MANILA - Outgoing Philippine National Police chief Ronald "Bato" Dela Rosa should be held accountable for thousands of killings under the war on drugs, Human Rights Watch said Wednesday.
Carlos Conde, Philippine researcher for the international watchdog, said Dela Rosa will leave behind a "sordid human rights record" when he retires Thursday.
"He will leave behind a police force with a sordid human rights record unmatched since the Marcos dictatorship," Conde said in a statement.
"That campaign has targeted mainly urban slum dwellers and resulted in the deaths of more than 12,000 men, women and children by police and police-backed vigilantes," he claimed.
Data from the Philippine Drug Enforcement Agency showed that as of March 20, 2018, 4,075 drug-linked individuals have been killed in 91,704 anti-illegal drug operations since July 2016.
The police's "Real Numbers" further showed that out of the total 2,467 drug related homicide incidents recorded, 1,752 are still under investigation, while 715 have been solved.
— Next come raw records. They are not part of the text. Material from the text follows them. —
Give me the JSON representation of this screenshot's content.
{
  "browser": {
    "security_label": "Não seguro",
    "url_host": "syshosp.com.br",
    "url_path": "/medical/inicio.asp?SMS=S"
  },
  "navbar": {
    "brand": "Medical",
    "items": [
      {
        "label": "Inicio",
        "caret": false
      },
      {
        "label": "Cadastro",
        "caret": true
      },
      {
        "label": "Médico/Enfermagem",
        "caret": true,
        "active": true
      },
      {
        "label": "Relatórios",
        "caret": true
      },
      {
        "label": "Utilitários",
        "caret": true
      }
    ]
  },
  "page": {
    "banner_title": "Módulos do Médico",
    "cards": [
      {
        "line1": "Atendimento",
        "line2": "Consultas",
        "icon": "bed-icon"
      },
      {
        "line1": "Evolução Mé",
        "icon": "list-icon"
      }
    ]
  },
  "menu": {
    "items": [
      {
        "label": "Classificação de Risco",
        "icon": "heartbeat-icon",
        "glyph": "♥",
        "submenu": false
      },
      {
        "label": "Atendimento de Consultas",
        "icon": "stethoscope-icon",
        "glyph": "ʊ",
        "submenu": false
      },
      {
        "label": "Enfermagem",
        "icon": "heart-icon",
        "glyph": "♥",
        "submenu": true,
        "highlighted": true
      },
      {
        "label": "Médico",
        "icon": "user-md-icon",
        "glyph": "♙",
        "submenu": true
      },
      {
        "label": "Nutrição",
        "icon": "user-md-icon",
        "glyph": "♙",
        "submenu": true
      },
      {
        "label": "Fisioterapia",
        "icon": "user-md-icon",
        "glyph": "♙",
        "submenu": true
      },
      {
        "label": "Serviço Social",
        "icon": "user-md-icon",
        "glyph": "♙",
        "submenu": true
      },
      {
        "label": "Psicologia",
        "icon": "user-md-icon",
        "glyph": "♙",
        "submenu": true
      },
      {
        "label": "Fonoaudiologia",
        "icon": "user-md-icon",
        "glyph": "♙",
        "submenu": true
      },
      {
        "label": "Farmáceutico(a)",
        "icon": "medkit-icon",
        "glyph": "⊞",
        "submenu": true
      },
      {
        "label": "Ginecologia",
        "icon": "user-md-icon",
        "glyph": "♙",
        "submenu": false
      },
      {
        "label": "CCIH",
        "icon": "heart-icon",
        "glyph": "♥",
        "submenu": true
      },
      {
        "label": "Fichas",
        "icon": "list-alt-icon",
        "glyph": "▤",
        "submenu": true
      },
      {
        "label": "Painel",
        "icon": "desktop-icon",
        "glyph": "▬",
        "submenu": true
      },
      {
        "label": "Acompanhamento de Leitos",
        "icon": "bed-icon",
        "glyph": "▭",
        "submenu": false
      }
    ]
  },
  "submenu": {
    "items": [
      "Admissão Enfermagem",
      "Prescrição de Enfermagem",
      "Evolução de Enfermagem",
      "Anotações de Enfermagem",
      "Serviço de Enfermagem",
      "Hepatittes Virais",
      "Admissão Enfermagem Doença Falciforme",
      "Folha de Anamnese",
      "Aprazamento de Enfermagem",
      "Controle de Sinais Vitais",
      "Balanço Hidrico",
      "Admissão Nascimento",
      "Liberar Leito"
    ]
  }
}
But Conde said these numbers are flawed, as independent analyses show. Human Rights Watch research, he added, found out many drug war killings were summary executions with planted evidence.
"Police statistics, which independent analyses have derided featuring 'flawed and inflated numbers,' reflect a lower death toll of more than 4,000 killings by police in anti-drug operations," he said.
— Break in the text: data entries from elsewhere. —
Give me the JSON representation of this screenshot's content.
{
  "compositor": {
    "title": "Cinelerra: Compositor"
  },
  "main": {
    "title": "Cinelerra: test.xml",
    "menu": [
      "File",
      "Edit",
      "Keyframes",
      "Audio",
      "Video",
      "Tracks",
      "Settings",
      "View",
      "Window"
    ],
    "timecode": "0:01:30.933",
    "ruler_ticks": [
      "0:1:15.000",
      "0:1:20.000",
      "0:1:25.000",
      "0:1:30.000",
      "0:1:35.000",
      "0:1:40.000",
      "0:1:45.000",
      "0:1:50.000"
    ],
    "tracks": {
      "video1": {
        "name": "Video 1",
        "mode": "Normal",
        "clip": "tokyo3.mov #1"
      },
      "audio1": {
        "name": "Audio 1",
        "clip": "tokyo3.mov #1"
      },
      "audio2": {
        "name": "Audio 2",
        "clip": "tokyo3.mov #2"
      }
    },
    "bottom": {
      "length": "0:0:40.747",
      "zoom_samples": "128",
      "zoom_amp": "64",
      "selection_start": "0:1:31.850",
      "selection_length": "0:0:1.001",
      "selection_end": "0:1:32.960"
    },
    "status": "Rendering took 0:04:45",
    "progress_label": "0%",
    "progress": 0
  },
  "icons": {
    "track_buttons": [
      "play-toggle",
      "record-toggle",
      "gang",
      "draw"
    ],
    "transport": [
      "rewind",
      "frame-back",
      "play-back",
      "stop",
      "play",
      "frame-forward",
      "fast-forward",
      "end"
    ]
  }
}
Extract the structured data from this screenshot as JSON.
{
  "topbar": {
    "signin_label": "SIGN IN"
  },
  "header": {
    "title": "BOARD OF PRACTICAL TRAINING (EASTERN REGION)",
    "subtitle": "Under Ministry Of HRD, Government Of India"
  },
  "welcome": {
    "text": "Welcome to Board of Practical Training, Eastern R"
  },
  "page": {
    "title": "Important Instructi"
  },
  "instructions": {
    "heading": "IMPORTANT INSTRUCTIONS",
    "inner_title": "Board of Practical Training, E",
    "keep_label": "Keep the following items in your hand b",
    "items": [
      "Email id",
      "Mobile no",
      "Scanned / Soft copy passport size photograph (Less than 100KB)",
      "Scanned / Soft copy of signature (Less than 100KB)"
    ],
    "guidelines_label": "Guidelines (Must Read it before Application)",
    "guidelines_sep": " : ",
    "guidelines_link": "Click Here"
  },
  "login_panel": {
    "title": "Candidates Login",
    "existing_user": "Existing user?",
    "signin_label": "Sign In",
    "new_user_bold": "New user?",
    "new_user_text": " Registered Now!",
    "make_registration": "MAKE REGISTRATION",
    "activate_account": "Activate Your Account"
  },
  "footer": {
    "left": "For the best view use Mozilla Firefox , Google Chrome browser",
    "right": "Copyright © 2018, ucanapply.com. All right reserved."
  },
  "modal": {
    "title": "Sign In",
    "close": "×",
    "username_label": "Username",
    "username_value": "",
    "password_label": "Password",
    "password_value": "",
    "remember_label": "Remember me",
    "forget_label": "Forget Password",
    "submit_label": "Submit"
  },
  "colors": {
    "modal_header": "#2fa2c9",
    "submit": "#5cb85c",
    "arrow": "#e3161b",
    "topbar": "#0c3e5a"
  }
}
Conde added that the International Criminal Court (ICC) has begun examination into the killings with a "growing momentum" for a separate probe inside the United Nations.
"These developments suggest that sooner or later, Dela Rosa may be held to account for the bloody campaign he so zealously endorsed," he said.
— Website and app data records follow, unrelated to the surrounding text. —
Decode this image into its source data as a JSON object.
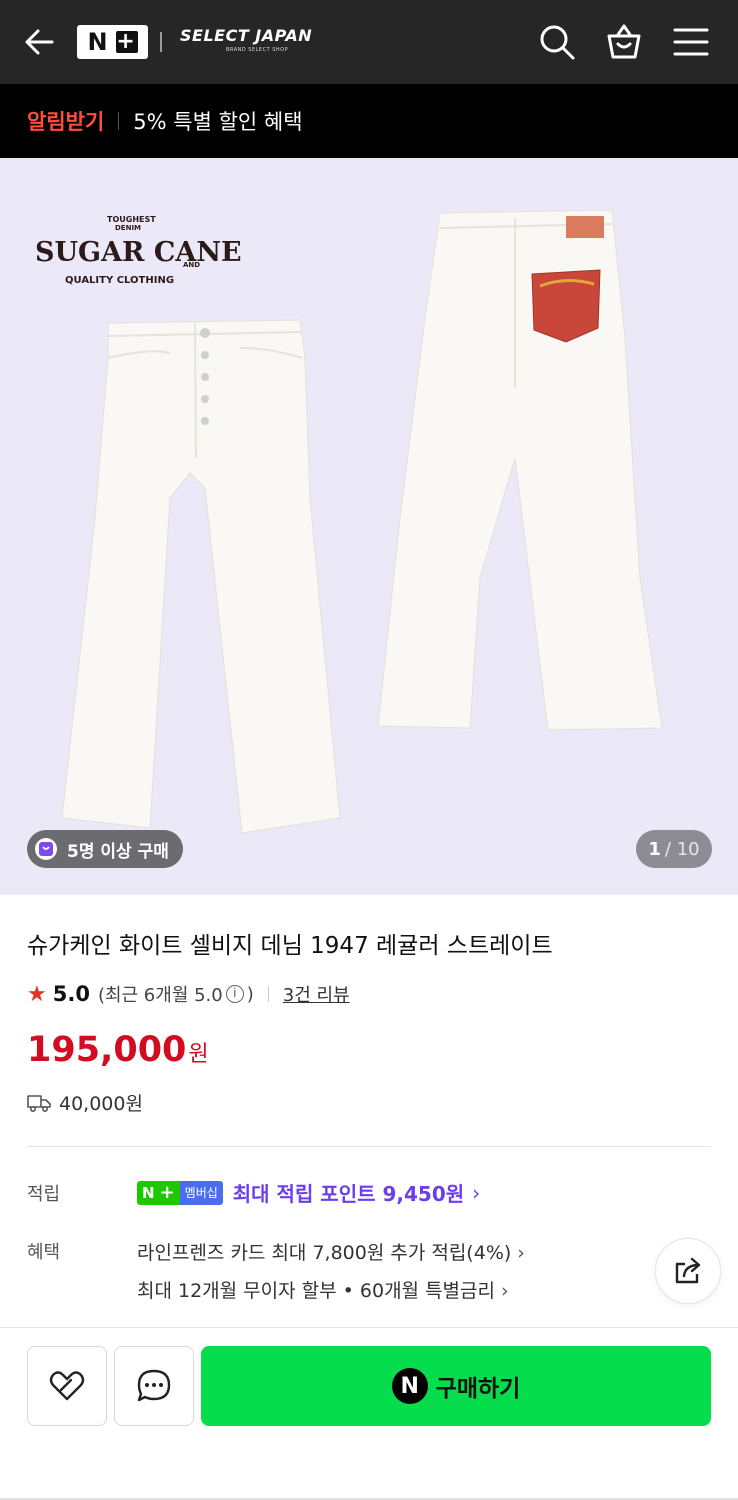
{
  "header": {
    "logo": "N+",
    "shop_name": "SELECT JAPAN",
    "shop_sub": "BRAND SELECT SHOP",
    "icons": [
      "back-arrow-icon",
      "search-icon",
      "shopping-bag-icon",
      "menu-icon"
    ]
  },
  "alert": {
    "label": "알림받기",
    "text": "5% 특별 할인 혜택"
  },
  "gallery": {
    "brand": {
      "top1": "TOUGHEST",
      "top2": "DENIM",
      "name": "SUGAR CANE & CO.",
      "and": "AND",
      "tagline": "QUALITY CLOTHING"
    },
    "badge": "5명 이상 구매",
    "current": "1",
    "total": "/ 10"
  },
  "product": {
    "title": "슈가케인 화이트 셀비지 데님 1947 레귤러 스트레이트",
    "score": "5.0",
    "recent": "(최근 6개월 5.0",
    "recent_close": ")",
    "reviews": "3건 리뷰",
    "price": "195,000",
    "currency": "원",
    "shipping": "40,000원"
  },
  "benefits": {
    "points_label": "적립",
    "member_n": "N",
    "member_plus": "+",
    "member_text": "멤버십",
    "points_text": "최대 적립 포인트 9,450원",
    "benefit_label": "혜택",
    "line1": "라인프렌즈 카드 최대 7,800원 추가 적립(4%)",
    "line2": "최대 12개월 무이자 할부 • 60개월 특별금리"
  },
  "actions": {
    "buy_label": "구매하기",
    "npay": "N"
  },
  "colors": {
    "header_bg": "#262626",
    "alert_label": "#ff4d3d",
    "price": "#d30c22",
    "points": "#6c3df0",
    "buy_button": "#06dd4c",
    "hero_bg": "#ebe8f8"
  }
}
ACCOMPLISHMENTS AS PNP CHIEF
Dela Rosa earlier said that he considers the drug war as one of his accomplishments as PNP chief. He maintained that killings linked to the drug war are not state-sponsored.
"Masasabi ko talaga na isa ‘yun sa malaking accomplishments natin—ang no holds barred response to the drug problem in the Philippines," he said, telling his successor to "continue the fight."
Throughout Dela Rosa's tenure, the police have maintained that the people who were killed in anti-illegal drug operations "fought back" against arresting officers.
The outgoing PNP chief admitted there are still police "scalawags" but they are doing their best to cleanse the organization.
Metro Manila's Police Director Oscar Albayalde will replace Dela Rosa who will step down Thursday. The incoming police chief said the drug war will continue under his watch.